After I cleaned up my sewing space, I had that one bin that was so full of fabrics it wouldn't close, remember? Well, down in the depths of that bin were two lengths of spongy boiled wool that I had bought on clearance to use as padding for a replacement ironing board cover. See, my old cover was just something I bought who knows how many years ago (before marriage? after?) and was not only ugly, but had these wrinkles that would transfer to my material  particularly when I was fusing interfacing.

I do NOT recommend the iron pictured for sewing. It has an automatic shutoff that is so sensitive, you can't fuse interfacing without the iron shutting off. It went right back to the store.




See those wrinkles? They were a pain - literally as well as figuratively. If I was pressing anything fine or detailed like a very narrow hem on a handkerchief, the wrinkles made channels for the steam to shoot out and burn my fingers! Yeeouch!

But now they are gone. Behold my new cover!


Granted, it isn't beautiful. The top is made from two layers of a pale pink duvet that was given to me by a friend. I kept hoping to find a cheap 100% cotton fabric with a large check to use for a cover, but this seems to be the holy grail of utilitarian fabric purchases. So, I ended up giving up the check in favour of cheap (free) cotton. And really, in the end, the check might have driven me crazy if it was pulled a little off-grain, so it's probably a good thing I went with the solid.

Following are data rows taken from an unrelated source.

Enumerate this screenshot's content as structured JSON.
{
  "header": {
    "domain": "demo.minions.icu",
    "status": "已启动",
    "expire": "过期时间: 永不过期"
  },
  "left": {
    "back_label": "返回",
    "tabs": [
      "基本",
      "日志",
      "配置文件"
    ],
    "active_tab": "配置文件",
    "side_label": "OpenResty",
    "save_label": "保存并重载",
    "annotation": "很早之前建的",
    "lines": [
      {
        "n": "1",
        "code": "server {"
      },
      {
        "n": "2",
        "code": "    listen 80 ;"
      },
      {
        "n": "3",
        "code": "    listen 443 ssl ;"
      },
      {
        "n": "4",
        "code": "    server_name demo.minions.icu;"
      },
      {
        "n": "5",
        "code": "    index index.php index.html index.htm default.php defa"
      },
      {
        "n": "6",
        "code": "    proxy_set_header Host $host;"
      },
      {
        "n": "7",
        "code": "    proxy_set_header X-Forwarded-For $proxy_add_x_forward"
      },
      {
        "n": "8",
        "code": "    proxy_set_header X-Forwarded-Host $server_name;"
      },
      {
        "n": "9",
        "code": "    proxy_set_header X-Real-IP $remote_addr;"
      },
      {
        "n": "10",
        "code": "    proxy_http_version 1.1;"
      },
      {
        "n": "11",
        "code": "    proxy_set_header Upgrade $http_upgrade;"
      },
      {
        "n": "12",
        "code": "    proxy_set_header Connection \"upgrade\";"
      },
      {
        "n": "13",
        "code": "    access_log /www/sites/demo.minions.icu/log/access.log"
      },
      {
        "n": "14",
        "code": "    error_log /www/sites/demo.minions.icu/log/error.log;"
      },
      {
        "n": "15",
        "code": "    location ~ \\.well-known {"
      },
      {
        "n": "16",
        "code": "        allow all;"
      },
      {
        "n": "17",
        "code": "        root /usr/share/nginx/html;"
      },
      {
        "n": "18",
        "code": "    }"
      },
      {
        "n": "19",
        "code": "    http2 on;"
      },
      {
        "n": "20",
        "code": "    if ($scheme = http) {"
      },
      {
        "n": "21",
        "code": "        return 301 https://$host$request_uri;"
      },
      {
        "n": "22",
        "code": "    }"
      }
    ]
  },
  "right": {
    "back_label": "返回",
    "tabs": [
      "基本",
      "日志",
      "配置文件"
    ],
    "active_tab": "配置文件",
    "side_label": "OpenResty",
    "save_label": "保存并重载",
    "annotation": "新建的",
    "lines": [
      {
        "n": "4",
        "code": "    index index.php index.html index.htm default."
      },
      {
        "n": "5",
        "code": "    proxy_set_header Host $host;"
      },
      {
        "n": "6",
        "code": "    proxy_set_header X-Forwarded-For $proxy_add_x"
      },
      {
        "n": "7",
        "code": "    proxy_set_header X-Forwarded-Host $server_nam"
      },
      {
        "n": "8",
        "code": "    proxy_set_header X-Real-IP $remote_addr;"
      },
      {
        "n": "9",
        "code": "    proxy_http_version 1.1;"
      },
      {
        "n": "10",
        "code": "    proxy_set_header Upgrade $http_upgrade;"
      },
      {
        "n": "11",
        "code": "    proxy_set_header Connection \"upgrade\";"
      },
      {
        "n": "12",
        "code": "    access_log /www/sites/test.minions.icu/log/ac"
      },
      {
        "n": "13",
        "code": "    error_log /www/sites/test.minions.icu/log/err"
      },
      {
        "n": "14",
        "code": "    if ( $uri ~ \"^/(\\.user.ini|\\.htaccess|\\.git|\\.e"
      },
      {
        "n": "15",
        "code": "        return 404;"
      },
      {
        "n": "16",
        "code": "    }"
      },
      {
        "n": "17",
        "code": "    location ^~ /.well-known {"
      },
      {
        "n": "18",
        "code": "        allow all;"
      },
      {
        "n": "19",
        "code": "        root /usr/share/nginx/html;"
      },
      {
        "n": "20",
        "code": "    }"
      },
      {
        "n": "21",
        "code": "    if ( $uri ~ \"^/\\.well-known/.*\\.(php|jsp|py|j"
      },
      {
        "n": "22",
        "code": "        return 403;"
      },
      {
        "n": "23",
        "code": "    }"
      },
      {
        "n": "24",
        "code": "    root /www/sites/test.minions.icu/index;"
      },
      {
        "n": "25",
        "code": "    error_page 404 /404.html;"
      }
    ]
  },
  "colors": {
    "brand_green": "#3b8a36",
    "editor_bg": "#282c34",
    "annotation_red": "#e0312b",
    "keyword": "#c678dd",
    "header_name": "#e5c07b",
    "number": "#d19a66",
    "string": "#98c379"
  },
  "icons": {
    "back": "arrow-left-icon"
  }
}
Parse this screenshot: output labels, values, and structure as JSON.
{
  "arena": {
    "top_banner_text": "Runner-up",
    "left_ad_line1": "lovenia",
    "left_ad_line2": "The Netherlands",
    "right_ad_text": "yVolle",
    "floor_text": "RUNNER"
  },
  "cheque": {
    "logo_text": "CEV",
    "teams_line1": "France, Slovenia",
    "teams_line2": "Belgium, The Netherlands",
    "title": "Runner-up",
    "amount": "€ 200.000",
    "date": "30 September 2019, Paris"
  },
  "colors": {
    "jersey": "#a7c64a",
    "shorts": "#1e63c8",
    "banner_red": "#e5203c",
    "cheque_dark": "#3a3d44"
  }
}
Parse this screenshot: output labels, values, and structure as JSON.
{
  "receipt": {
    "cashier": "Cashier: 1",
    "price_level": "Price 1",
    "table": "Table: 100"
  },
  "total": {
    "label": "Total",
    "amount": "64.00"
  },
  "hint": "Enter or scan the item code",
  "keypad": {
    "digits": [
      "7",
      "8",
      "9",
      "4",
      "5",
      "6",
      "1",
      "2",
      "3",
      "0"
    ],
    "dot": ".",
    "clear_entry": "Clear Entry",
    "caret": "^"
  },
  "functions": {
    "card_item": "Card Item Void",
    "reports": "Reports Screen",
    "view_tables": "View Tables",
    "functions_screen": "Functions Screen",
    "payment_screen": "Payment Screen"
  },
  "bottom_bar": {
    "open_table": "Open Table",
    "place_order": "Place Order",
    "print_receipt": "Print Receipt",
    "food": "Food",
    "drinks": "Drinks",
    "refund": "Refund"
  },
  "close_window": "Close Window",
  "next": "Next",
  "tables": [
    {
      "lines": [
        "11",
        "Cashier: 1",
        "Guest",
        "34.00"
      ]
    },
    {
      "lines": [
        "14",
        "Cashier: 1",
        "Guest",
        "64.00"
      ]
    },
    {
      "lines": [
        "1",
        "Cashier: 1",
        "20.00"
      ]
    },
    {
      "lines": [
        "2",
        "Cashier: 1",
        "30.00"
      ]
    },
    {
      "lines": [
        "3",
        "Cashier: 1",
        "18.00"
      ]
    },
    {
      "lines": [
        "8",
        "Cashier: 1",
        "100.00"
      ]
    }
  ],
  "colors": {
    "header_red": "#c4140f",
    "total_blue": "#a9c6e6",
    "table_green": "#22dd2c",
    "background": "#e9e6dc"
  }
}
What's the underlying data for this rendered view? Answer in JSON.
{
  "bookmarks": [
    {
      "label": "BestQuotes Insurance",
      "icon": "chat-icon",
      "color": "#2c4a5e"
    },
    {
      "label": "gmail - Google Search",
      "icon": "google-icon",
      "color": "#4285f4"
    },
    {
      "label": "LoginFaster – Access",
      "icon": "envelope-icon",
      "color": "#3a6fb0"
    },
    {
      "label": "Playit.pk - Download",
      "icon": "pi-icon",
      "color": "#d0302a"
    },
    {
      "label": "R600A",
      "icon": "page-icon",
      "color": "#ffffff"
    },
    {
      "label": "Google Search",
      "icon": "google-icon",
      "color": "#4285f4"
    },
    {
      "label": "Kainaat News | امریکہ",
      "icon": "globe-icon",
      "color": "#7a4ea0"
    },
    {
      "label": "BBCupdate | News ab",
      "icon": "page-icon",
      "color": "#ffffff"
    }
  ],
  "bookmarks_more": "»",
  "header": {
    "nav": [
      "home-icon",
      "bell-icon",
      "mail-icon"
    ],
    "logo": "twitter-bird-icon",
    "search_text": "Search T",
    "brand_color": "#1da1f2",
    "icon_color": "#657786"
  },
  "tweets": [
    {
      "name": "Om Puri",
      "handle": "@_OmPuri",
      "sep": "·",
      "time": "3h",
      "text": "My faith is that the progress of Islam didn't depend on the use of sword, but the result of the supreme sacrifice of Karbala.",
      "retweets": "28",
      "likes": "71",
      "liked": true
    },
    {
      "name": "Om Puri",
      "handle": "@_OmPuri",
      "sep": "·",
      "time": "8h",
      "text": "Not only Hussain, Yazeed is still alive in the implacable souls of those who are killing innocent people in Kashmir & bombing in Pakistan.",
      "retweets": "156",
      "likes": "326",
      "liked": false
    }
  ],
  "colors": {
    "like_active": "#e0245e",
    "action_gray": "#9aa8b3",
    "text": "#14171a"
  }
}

I have no great words of wisdom for you if you want to recover your own ironing board. There are only about a gajillion tutorials out there. My new cover has five layers of wool and two layers of cotton (it was quite thin). The cotton has double fold bias tape stitched on to the edge with elastic within. Here's a shot of the underside:


Part of my goal with this project was to use only materials I had on hand. So this means that my bias tape and elastic are quite narrow. The narrow elastic doesn't quite have as much oomph as a wider one might, so I pinned pieces of remnant elastic across the underside to hold it tighter. It works.

And the best thing is, the fabric bin can close with room to spare!

Comments (3)

Excellent! I really should make a cover instead of buying not-great ones that don't quite fit my ironing board. But it seems like so much trouble!

It wasn't too hard, just kind of boring and uninspiring. I do like the new cover, or rather, I am glad to have the old cover gone. The new one seems to attract lint, which is a bit of a bummer.

Ah! An inspiration. I avoid changing mine until it's completely unavoidable because it's one of those incredibly not-glamorous but ever-so-useful things to do.

I should go find some wool for padding, too. Thanks for the tip. :)